But we’ve only just begun. As an industry we have a wealth of data that has the potential to change the way we run trials and make research decisions, but to get there we need to get smarter about developing sophisticated algorithms to answer specific data questions, and take advantage of machine learning technology to hone our search criteria and develop more predictive analytics. We also need to support efforts to develop better tools to mine unstructured data, like physician notes and real-world information reported by patients themselves. Such tools can enable researchers to identify trends among patient populations sooner, and support precision medicine goals, like offering customized dosing based on patient genomics.

Focus on the future

To achieve this future state where big data analytics are an integral part of the trial environment, we need to focus on four key areas:

  1. Using data to gain real-time insights and support decision making throughout the clinical trial lifecycle. That includes implementing risk-based monitoring of participating patients, and using analytics to support decision making. When looking at ‘big data’ and new smart networking capabilities,  we will see that the decisions and mining of information will not only happen in the back office within data “lakes” and data warehouses. The future is about ‘edge intelligence’ with smarter remote devices. It’s also possible to analyze data while it is being streamed within the network. Lastly, near real-time federation across multiple data sources will become available.
  2. Focusing on patient centricity and service personalization. That means looking at the data you collect and the way you collect it from the patient’s perspective and adapting your process accordingly. Patients today are more informed and connected, and they have expectations for how their data will be collected and used. They want to participate in the healthcare discussion and maintain control of their results, which they will share within their social networks. Clinicians need to factor these preferences in when planning the trial and communicating with patients. In addition with genomics each patient knows that they are unique and will demand more personalized care and medication in the future.
  3. Using event and rule driven orchestration of business processes. Events that impact a patient’s health, ranging from taking a run to missing a doctor’s appointment, happen every day. Researchers cannot rely on patients to report every event that occurs, so we need to build tools that codify these experiences into rules-based engines to automatically process this data so we can better monitor and treat the patients in our care. The alerts from the field may come by way of existing big data, or from new workflow and event management tools. These tools can respond in predictable ways through therapeutic expert-managed rules. They also record decisions made for audit purposes. I believe that more IT solutions will be workflow and event-based in the coming years.
  4. Pursuing collaborative innovation and focused ecosystem business models. The future will be built on dynamic collaborations through which industry leaders come together to solve specific problems, establish best practices, and move on to new opportunities. It is only through such agile partnerships that we can efficiently overcome the big data hurdles we face, and prepare for a more connected, data driven future.
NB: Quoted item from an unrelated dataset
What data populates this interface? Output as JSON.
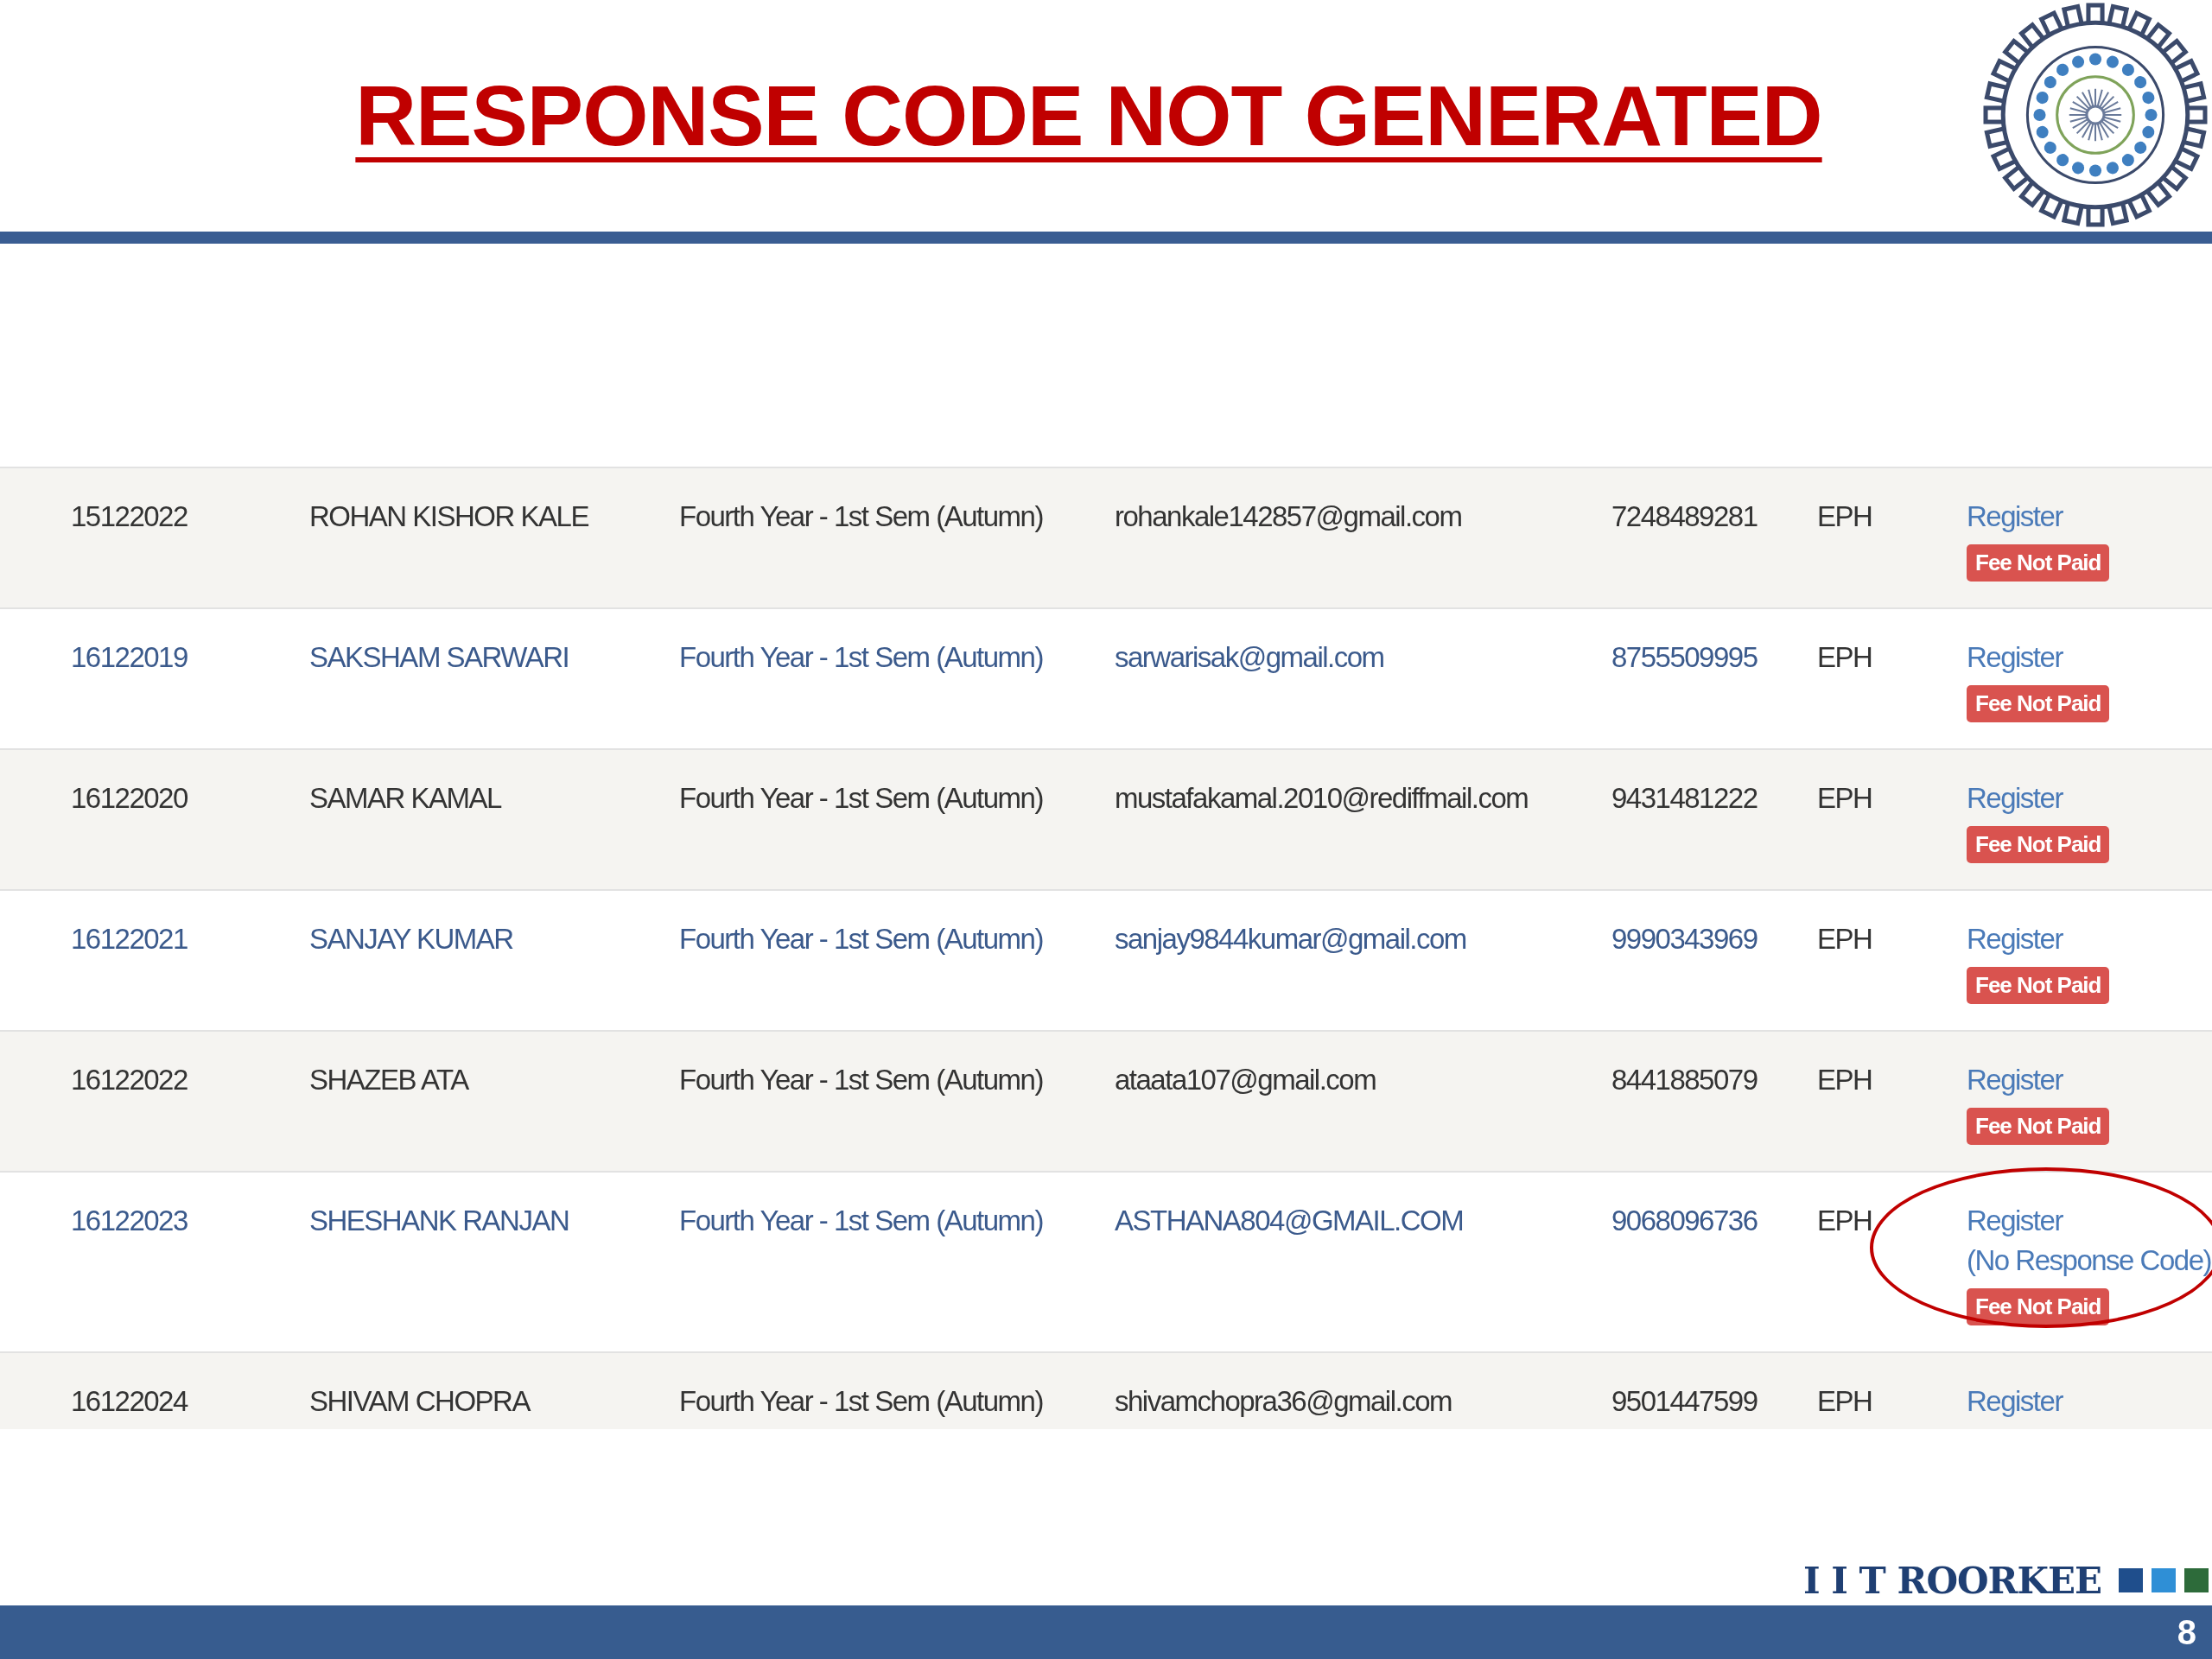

If we continue to invest in data analytics tools and standards, and align our efforts with these trends, we can enable the industry to make the most of the data it already owns, and to better meet the needs of patients around the world.